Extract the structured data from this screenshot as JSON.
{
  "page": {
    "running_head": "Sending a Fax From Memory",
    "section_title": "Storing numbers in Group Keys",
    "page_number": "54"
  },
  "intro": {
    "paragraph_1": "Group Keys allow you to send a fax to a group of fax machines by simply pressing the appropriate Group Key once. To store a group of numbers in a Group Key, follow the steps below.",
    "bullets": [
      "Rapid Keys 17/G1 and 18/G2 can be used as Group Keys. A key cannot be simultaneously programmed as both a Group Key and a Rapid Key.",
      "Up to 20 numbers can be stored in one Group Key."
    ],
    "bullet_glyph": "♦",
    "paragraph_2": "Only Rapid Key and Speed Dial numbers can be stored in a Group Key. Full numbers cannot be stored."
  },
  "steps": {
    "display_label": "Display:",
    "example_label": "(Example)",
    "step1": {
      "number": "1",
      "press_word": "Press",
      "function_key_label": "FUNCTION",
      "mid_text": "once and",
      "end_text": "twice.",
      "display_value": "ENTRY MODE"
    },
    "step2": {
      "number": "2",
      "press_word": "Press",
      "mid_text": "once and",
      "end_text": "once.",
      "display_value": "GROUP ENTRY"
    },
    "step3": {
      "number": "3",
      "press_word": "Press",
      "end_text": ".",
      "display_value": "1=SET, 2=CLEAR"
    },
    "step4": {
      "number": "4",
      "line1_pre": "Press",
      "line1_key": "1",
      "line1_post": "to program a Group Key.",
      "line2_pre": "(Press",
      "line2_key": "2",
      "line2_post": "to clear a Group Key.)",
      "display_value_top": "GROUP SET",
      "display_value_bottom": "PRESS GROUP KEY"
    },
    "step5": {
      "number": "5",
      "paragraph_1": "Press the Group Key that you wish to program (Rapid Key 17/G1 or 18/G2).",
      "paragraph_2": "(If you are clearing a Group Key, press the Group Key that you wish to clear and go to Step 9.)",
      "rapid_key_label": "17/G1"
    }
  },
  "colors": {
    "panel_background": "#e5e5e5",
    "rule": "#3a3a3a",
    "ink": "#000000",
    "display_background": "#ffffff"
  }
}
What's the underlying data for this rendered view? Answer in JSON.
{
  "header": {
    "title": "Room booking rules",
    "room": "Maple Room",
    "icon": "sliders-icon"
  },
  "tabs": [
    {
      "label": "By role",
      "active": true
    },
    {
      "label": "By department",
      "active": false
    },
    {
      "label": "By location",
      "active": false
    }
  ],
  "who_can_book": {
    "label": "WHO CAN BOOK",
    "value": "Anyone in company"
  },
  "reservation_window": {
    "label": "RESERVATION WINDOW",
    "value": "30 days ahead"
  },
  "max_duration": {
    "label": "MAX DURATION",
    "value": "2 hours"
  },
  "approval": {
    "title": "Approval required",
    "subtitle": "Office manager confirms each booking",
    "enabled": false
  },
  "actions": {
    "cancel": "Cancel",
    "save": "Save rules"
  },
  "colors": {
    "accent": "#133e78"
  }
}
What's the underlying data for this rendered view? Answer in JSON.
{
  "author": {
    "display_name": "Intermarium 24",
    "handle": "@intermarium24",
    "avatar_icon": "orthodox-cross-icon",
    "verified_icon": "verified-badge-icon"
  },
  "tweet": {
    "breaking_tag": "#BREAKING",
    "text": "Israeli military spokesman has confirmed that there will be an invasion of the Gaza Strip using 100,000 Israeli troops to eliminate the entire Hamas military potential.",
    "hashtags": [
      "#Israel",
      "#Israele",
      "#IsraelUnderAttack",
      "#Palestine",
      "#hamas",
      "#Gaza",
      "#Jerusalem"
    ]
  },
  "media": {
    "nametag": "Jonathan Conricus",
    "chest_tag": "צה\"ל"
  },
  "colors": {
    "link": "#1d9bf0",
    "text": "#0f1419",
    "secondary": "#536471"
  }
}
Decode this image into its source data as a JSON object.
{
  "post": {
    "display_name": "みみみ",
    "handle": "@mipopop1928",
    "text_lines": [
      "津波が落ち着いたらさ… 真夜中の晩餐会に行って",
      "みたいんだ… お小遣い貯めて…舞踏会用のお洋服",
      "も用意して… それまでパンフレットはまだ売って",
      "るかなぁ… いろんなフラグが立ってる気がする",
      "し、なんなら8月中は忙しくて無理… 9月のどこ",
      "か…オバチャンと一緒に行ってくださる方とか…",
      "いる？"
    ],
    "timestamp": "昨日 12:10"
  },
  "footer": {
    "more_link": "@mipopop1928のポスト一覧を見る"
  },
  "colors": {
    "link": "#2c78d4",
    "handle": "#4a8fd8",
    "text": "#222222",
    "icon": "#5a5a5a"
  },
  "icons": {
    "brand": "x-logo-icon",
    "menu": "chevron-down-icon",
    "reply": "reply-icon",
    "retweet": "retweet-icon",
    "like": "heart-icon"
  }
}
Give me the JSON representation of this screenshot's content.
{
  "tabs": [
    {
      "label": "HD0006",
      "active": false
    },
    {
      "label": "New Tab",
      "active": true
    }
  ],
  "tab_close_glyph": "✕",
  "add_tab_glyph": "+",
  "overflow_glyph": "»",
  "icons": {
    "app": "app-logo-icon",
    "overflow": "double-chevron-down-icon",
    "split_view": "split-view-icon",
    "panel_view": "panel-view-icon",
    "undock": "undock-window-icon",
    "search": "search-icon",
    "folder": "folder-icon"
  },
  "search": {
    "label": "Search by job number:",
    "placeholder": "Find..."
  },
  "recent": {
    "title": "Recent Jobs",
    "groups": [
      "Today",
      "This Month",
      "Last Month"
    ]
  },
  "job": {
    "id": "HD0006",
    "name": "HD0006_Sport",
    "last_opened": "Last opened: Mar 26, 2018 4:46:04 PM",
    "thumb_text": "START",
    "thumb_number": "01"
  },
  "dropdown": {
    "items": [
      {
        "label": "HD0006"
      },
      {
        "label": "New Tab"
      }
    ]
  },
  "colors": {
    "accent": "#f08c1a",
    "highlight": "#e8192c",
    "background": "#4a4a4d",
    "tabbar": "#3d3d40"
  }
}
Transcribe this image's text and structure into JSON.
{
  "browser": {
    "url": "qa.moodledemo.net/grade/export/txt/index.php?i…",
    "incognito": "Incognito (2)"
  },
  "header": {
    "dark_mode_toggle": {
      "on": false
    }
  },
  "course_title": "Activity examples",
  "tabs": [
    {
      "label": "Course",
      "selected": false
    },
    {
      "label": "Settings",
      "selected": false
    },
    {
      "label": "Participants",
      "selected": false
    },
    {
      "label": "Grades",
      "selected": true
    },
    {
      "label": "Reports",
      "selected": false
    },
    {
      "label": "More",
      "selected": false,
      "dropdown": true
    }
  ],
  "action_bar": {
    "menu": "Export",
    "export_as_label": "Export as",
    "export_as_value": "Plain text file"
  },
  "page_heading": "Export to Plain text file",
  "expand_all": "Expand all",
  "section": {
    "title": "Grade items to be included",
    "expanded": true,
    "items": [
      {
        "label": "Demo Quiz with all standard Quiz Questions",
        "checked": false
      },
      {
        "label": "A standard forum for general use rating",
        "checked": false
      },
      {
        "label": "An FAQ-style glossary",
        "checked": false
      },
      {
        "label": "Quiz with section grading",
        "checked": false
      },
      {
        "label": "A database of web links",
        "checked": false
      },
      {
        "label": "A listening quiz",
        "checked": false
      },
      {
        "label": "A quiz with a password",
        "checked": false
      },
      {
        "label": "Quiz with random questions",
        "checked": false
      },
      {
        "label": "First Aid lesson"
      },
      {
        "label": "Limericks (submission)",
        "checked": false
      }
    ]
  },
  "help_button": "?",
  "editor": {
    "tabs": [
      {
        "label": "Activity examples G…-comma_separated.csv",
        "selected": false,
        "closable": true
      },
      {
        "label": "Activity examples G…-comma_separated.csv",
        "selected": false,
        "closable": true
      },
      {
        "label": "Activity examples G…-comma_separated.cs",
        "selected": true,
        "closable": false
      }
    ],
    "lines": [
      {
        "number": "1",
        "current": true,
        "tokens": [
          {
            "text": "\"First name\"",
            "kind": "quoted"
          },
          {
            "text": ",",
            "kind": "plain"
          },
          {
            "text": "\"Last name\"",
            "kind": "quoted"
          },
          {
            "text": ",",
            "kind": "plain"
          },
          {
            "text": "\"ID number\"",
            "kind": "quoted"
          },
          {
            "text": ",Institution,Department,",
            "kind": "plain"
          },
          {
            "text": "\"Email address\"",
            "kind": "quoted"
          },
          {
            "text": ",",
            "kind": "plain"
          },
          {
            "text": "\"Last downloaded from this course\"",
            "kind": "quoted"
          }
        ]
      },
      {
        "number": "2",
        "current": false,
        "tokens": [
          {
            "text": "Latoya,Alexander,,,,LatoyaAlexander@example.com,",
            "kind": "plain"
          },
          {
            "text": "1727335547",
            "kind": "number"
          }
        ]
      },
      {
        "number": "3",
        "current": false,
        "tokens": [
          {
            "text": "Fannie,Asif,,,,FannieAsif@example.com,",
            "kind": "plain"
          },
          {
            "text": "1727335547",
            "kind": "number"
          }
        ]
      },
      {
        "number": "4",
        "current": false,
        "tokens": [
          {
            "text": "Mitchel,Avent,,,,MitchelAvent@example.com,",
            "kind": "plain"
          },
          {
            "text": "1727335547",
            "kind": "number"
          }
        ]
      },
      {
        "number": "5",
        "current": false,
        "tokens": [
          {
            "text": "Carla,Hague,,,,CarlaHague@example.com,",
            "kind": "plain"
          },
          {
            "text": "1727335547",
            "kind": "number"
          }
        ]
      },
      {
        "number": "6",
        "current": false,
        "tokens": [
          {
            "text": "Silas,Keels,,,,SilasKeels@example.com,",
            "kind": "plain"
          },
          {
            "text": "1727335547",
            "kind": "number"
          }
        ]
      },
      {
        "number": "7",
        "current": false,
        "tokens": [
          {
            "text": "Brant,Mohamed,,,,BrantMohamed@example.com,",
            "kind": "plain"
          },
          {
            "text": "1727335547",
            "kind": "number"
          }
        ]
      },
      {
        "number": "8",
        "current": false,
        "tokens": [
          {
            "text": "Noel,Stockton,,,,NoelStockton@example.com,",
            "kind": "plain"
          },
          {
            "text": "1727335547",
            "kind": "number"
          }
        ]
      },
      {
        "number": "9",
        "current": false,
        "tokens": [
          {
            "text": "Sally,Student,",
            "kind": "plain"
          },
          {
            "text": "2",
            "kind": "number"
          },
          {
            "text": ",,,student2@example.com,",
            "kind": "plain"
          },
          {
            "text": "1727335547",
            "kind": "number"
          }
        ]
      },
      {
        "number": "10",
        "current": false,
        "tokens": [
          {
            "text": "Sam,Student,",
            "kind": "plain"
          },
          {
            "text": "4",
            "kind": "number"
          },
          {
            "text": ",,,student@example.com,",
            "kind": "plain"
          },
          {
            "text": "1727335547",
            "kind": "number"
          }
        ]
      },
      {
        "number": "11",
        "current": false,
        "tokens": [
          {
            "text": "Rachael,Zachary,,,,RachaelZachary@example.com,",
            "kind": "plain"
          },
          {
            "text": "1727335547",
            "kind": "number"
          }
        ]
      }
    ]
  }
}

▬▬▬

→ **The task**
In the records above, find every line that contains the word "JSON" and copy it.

→ **Result of the exercise**
Extract the structured data from this screenshot as JSON.
What's the underlying data for this rendered view? Answer in JSON.
What's the underlying data for this rendered view? Answer in JSON.
Decode this image into its source data as a JSON object.
Give me the JSON representation of this screenshot's content.
Transcribe this image's text and structure into JSON.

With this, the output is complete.